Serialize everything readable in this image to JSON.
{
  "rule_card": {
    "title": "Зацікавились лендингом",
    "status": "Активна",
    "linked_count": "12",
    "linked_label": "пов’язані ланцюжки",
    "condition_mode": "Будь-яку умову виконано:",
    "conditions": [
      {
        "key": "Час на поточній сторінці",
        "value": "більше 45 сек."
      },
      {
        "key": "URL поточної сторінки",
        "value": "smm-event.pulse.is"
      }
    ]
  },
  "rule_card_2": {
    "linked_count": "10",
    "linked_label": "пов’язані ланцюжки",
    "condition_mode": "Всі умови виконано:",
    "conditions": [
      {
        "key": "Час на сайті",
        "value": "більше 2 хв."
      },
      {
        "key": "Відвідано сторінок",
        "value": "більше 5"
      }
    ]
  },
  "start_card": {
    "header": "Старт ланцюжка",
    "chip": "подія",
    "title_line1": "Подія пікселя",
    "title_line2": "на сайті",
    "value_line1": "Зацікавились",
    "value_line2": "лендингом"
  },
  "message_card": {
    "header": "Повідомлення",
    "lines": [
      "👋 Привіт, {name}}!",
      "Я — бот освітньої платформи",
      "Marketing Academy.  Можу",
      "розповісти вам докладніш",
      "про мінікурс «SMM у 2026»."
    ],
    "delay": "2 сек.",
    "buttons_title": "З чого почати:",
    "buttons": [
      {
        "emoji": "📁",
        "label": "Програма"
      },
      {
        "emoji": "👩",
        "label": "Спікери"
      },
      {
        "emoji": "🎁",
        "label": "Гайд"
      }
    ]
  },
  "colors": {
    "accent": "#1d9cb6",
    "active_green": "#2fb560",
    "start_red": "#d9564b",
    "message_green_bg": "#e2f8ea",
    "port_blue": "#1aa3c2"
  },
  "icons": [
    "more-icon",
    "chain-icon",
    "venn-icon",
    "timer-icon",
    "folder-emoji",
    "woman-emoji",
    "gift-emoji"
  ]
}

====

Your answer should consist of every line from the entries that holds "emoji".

RESPONSE TO THIS TASK:
        "emoji": "📁",
        "emoji": "👩",
        "emoji": "🎁",
    "folder-emoji",
    "woman-emoji",
    "gift-emoji"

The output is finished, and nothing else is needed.